Friday, January 29, 2010

News flash: A little "extra" weight can be a good thing

Especially if you're over 70, say researchers at the Western Australian Center for Health and Aging.

A recent study shows that normal-weight and obese patients over 70 had slightly higher levels of mortality than those whose BMIs put them into the overweight category--BMIs of 25 to 29.

In an article in the Journal of the American Geriatrics Society, the researchers said, "These results lend further credence to claims that the body mass index [BMI] thresholds for overweight and obese are overly restrictive for older people."

Makes sense to me--that "extra weight" is what Ellyn Satter describes as "nutritional resources." Food is fuel, folks. Your body needs food not just to power itself but to fuel resilience, especially as we get older.

Now I want to see them study this same notion in 60-year-olds. I'm curious about what the results might show.

3 comments:

Graciela said...

The bottom line is that super thin is not healthy...no matter how old you are!

Adley said...

Your assessment is a bit misleading and overly simplistic. This study found a correlation between the "slightly overweight" and lower mortality rates. Many of the diseases (cancers etc) afflicting the elderly population cause wasting, and thus they will be over represented in the lower BMI population.

Also, this does not imply in any way that if you're in the normal range for your BMI that you should seek weight gain for health reasons.

Harriet said...

Acrually, Adley, it wasn't just the "slightly overweight" category. It was the "overweight" (there IS no "slightly overweight" category) and "mildly obese" categories.

And who said anything about having senior citizens gain weight for health?

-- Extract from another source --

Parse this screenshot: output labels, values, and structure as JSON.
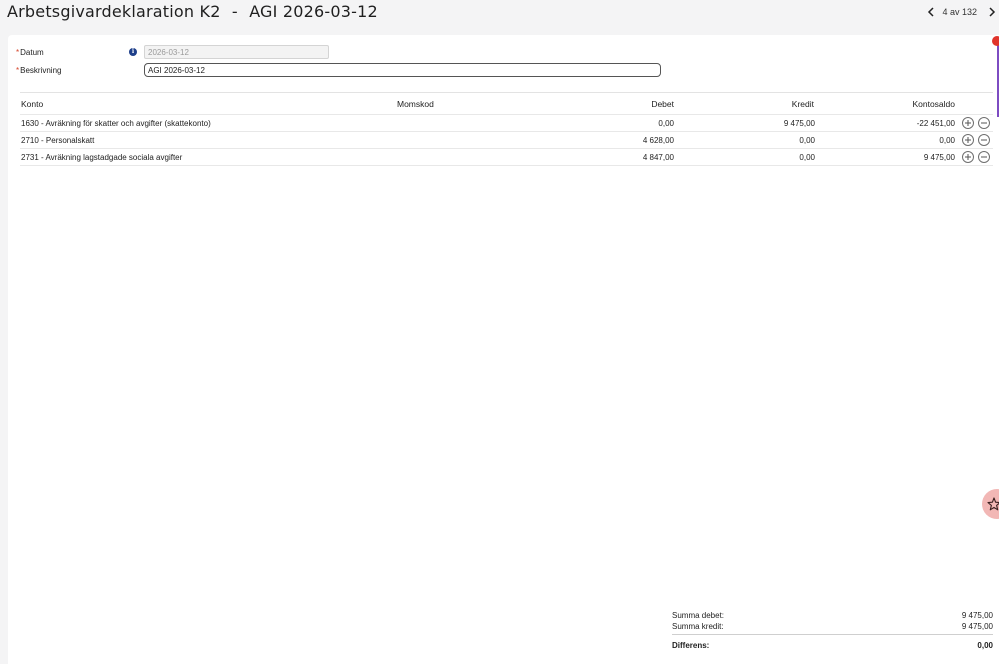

What I'm talking about here is taking a broader view of what constitutes health, especially for older people.